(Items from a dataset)
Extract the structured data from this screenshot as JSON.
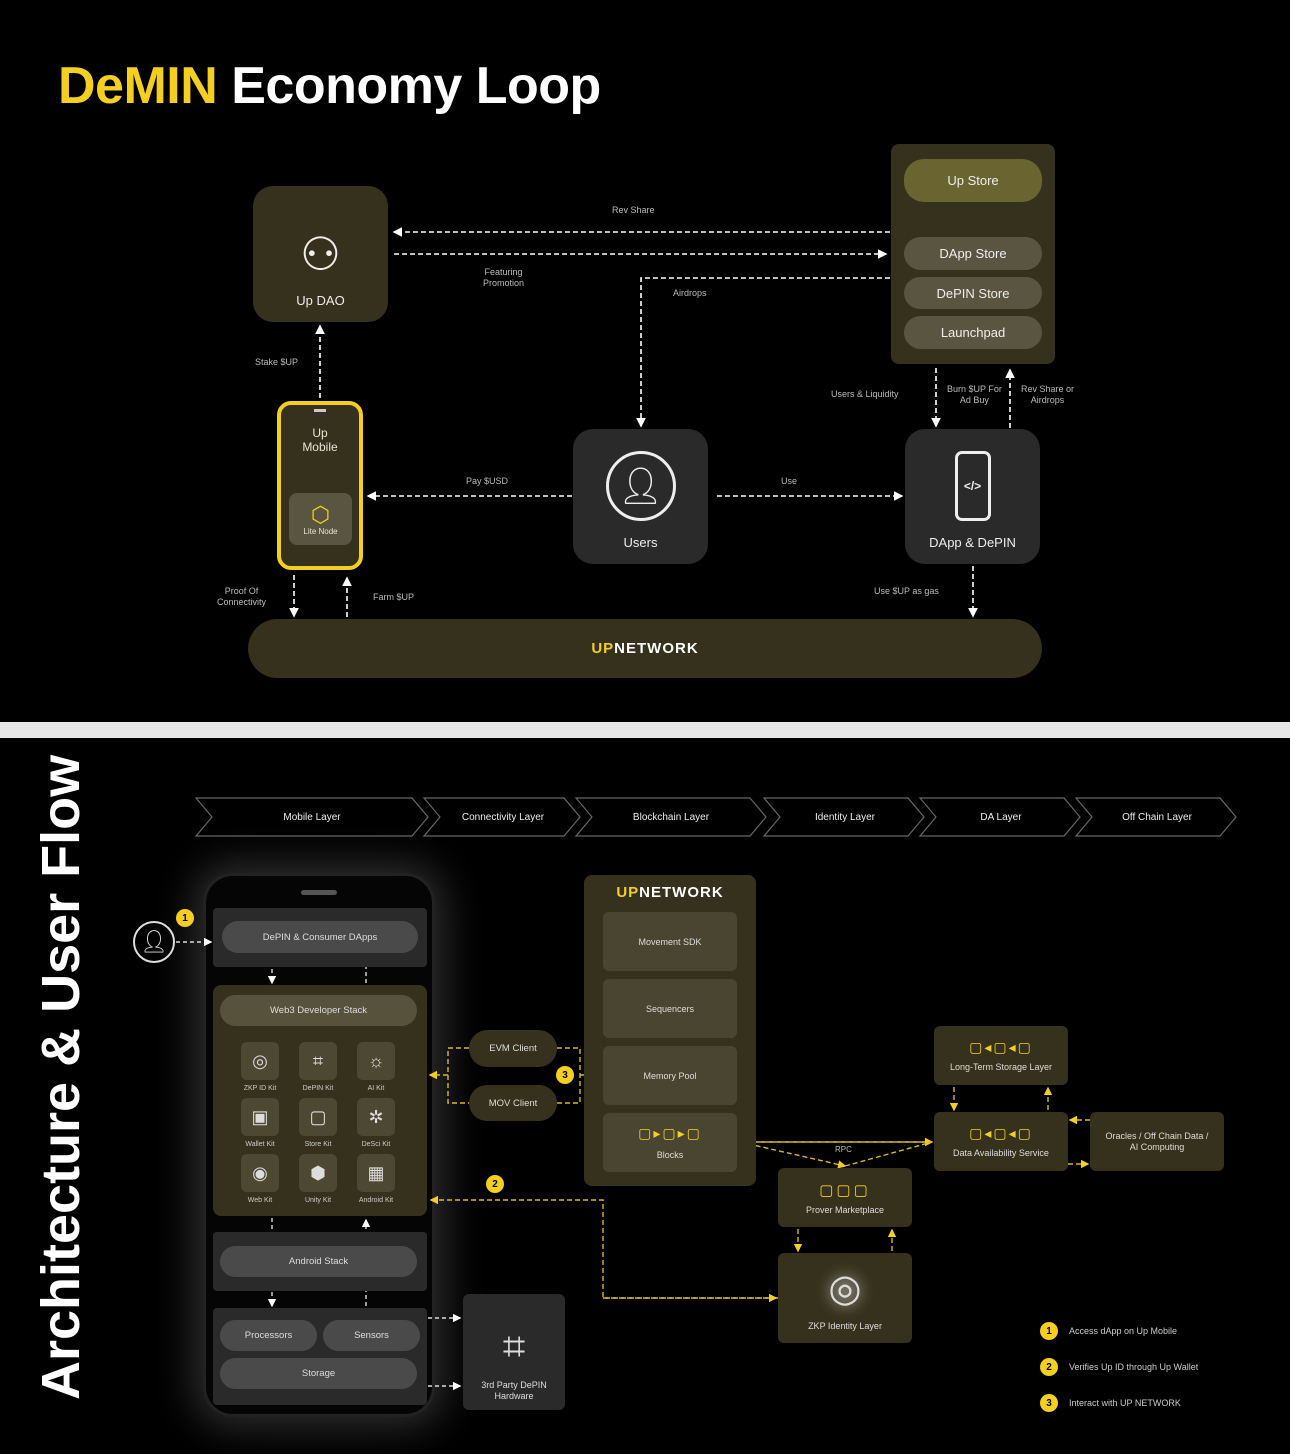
{
  "colors": {
    "accent": "#f5cf1f",
    "box": "#35311c",
    "background": "#000000"
  },
  "top": {
    "title_highlight": "DeMIN",
    "title_rest": "Economy Loop",
    "up_dao": "Up DAO",
    "store": {
      "up_store": "Up Store",
      "items": [
        "DApp Store",
        "DePIN Store",
        "Launchpad"
      ]
    },
    "up_mobile": "Up\nMobile",
    "lite_node": "Lite Node",
    "users": "Users",
    "dapp_depin": "DApp & DePIN",
    "network_logo": {
      "a": "U",
      "b": "P",
      "c": "NETWORK"
    },
    "labels": {
      "rev_share": "Rev Share",
      "featuring": "Featuring\nPromotion",
      "airdrops": "Airdrops",
      "stake": "Stake $UP",
      "users_liquidity": "Users & Liquidity",
      "burn": "Burn $UP For\nAd Buy",
      "rev_share_airdrops": "Rev Share or\nAirdrops",
      "pay": "Pay $USD",
      "use": "Use",
      "proof": "Proof Of\nConnectivity",
      "farm": "Farm $UP",
      "gas": "Use $UP as gas"
    }
  },
  "bottom": {
    "title": "Architecture & User Flow",
    "layers": [
      "Mobile Layer",
      "Connectivity Layer",
      "Blockchain Layer",
      "Identity Layer",
      "DA Layer",
      "Off Chain Layer"
    ],
    "phone": {
      "dapps": "DePIN & Consumer DApps",
      "web3": "Web3 Developer Stack",
      "kits": [
        {
          "name": "ZKP ID Kit",
          "icon": "fingerprint-icon",
          "g": "◎"
        },
        {
          "name": "DePIN Kit",
          "icon": "chip-icon",
          "g": "⌗"
        },
        {
          "name": "AI Kit",
          "icon": "ai-bulb-icon",
          "g": "☼"
        },
        {
          "name": "Wallet Kit",
          "icon": "wallet-icon",
          "g": "▣"
        },
        {
          "name": "Store Kit",
          "icon": "store-bag-icon",
          "g": "▢"
        },
        {
          "name": "DeSci Kit",
          "icon": "desci-icon",
          "g": "✲"
        },
        {
          "name": "Web Kit",
          "icon": "compass-icon",
          "g": "◉"
        },
        {
          "name": "Unity Kit",
          "icon": "unity-icon",
          "g": "⬢"
        },
        {
          "name": "Android Kit",
          "icon": "android-icon",
          "g": "▦"
        }
      ],
      "android": "Android Stack",
      "processors": "Processors",
      "sensors": "Sensors",
      "storage": "Storage"
    },
    "evm": "EVM Client",
    "mov": "MOV Client",
    "network": {
      "items": [
        "Movement SDK",
        "Sequencers",
        "Memory Pool"
      ],
      "blocks": "Blocks"
    },
    "hardware": "3rd Party DePIN\nHardware",
    "rpc": "RPC",
    "prover": "Prover Marketplace",
    "zkp": "ZKP Identity Layer",
    "lts": "Long-Term Storage Layer",
    "das": "Data Availability Service",
    "oracles": "Oracles / Off Chain Data /\nAI Computing",
    "legend": [
      {
        "n": "1",
        "text": "Access dApp on Up Mobile"
      },
      {
        "n": "2",
        "text": "Verifies Up ID through Up Wallet"
      },
      {
        "n": "3",
        "text": "Interact with UP NETWORK"
      }
    ]
  }
}
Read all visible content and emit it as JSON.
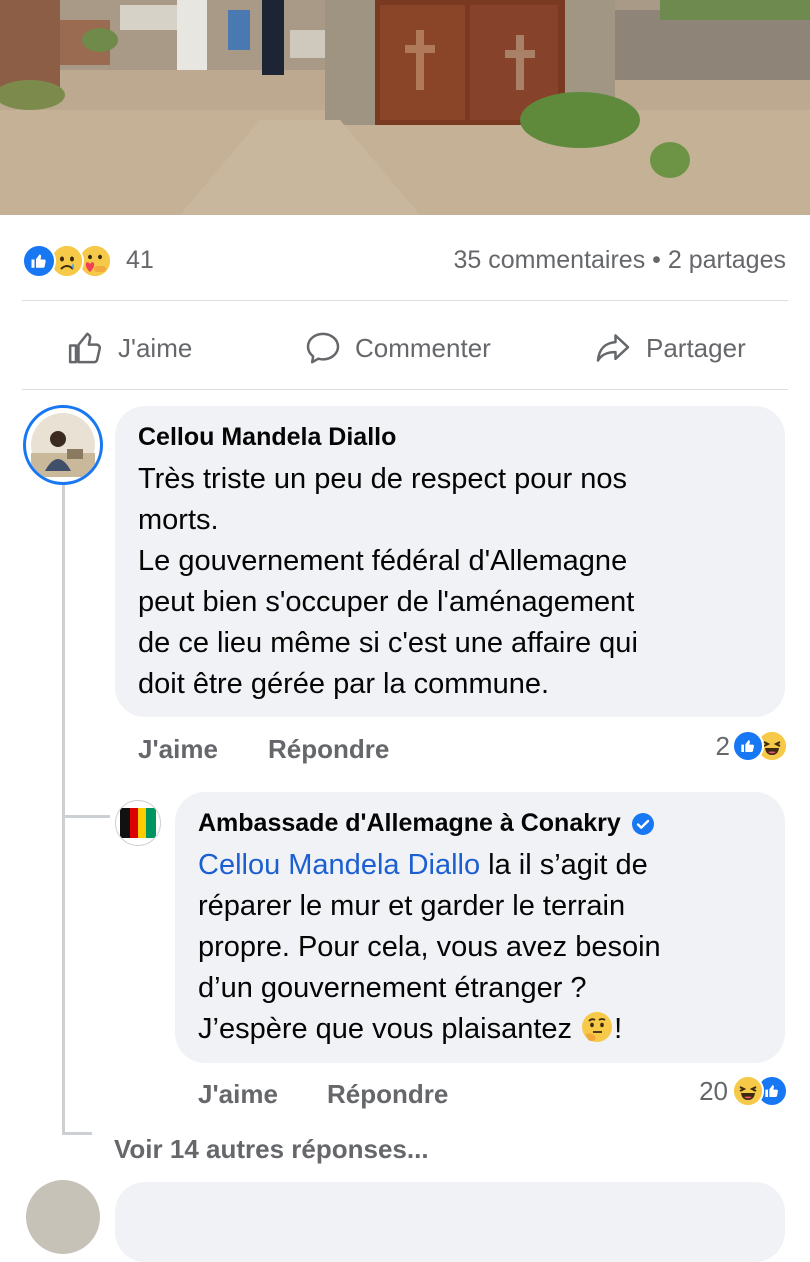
{
  "post": {
    "photo_alt": "Cemetery gate",
    "reactions": {
      "icons": [
        "like-icon",
        "sad-icon",
        "care-icon"
      ],
      "count": "41"
    },
    "comments_shares": "35 commentaires • 2 partages",
    "actions": {
      "like": "J'aime",
      "comment": "Commenter",
      "share": "Partager"
    }
  },
  "comments": [
    {
      "author": "Cellou Mandela Diallo",
      "text_lines": [
        "Très triste un peu de respect pour nos",
        "morts.",
        "Le gouvernement fédéral d'Allemagne",
        "peut bien s'occuper de l'aménagement",
        "de ce lieu même si c'est une affaire qui",
        "doit être gérée par la commune."
      ],
      "like_label": "J'aime",
      "reply_label": "Répondre",
      "reaction_count": "2",
      "reaction_icons": [
        "like-icon",
        "haha-icon"
      ]
    }
  ],
  "replies": [
    {
      "author": "Ambassade d'Allemagne à Conakry",
      "verified": true,
      "mention": "Cellou Mandela Diallo",
      "text_first": " la il s’agit de",
      "text_lines": [
        "réparer le mur et garder le terrain",
        "propre. Pour cela, vous avez besoin",
        "d’un gouvernement étranger ?",
        "J’espère que vous plaisantez"
      ],
      "text_end_emoji": "thinking-face-icon",
      "text_end": "!",
      "like_label": "J'aime",
      "reply_label": "Répondre",
      "reaction_count": "20",
      "reaction_icons": [
        "haha-icon",
        "like-icon"
      ]
    }
  ],
  "more_replies": "Voir 14 autres réponses...",
  "colors": {
    "accent": "#1877f2",
    "mention": "#1c5fd1",
    "secondary_text": "#65676b",
    "bubble": "#f0f2f5"
  }
}
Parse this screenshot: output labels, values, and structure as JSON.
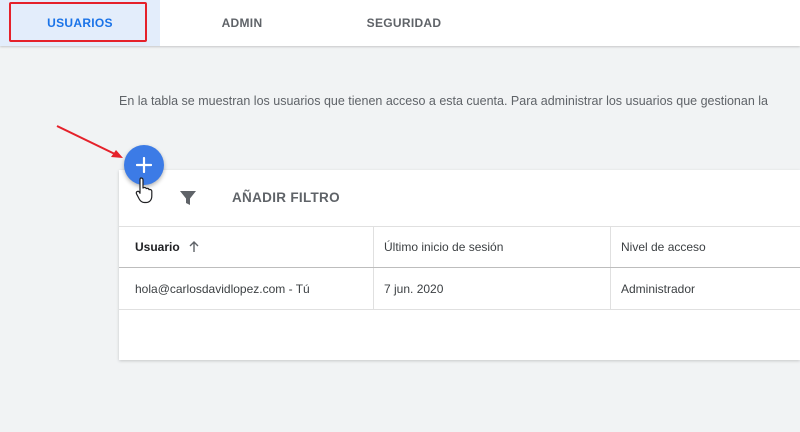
{
  "tabs": [
    {
      "label": "USUARIOS",
      "active": true
    },
    {
      "label": "ADMIN",
      "active": false
    },
    {
      "label": "SEGURIDAD",
      "active": false
    }
  ],
  "description": "En la tabla se muestran los usuarios que tienen acceso a esta cuenta. Para administrar los usuarios que gestionan la",
  "toolbar": {
    "add_icon": "plus-icon",
    "filter_icon": "filter-icon",
    "filter_label": "AÑADIR FILTRO"
  },
  "table": {
    "columns": [
      {
        "label": "Usuario",
        "sorted": "ascending"
      },
      {
        "label": "Último inicio de sesión"
      },
      {
        "label": "Nivel de acceso"
      }
    ],
    "rows": [
      [
        "hola@carlosdavidlopez.com - Tú",
        "7 jun. 2020",
        "Administrador"
      ]
    ]
  },
  "colors": {
    "accent": "#1a73e8",
    "fab": "#3c7be6",
    "annotation": "#e5212a",
    "active_tab_bg": "#e3edfb"
  }
}
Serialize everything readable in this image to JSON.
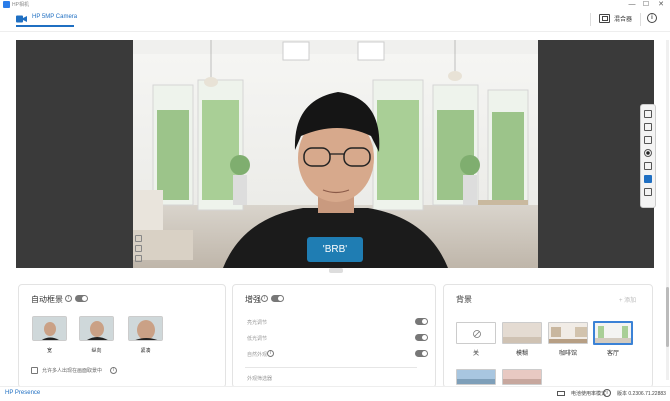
{
  "window": {
    "app_title": "HP相机",
    "minimize": "—",
    "maximize": "☐",
    "close": "✕"
  },
  "header": {
    "camera_tab": "HP 5MP Camera",
    "mixer_label": "混合器",
    "info_icon": "i"
  },
  "preview": {
    "overlay_text": "'BRB'"
  },
  "auto_frame": {
    "title": "自动框景",
    "enabled": true,
    "options": [
      {
        "label": "宽"
      },
      {
        "label": "纵向"
      },
      {
        "label": "紧凑"
      }
    ],
    "checkbox_label": "允许多人出现在画面取景中",
    "checkbox_checked": false
  },
  "enhance": {
    "title": "增强",
    "enabled": true,
    "rows": [
      {
        "label": "亮光调节",
        "enabled": true
      },
      {
        "label": "低光调节",
        "enabled": true
      },
      {
        "label": "自然外观",
        "enabled": true
      }
    ],
    "filters_label": "外观筛选器"
  },
  "background": {
    "title": "背景",
    "add_label": "+ 添加",
    "tiles": [
      {
        "label": "关",
        "selected": false
      },
      {
        "label": "模糊",
        "selected": false
      },
      {
        "label": "咖啡馆",
        "selected": false
      },
      {
        "label": "客厅",
        "selected": true
      }
    ]
  },
  "status": {
    "app_name": "HP Presence",
    "mode": "电池使用率模式",
    "version": "版本 0.2306.71.22883"
  },
  "colors": {
    "accent": "#1f6fc2",
    "brb_bg": "#1f7db3"
  }
}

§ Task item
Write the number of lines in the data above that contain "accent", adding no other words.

§ Reply
4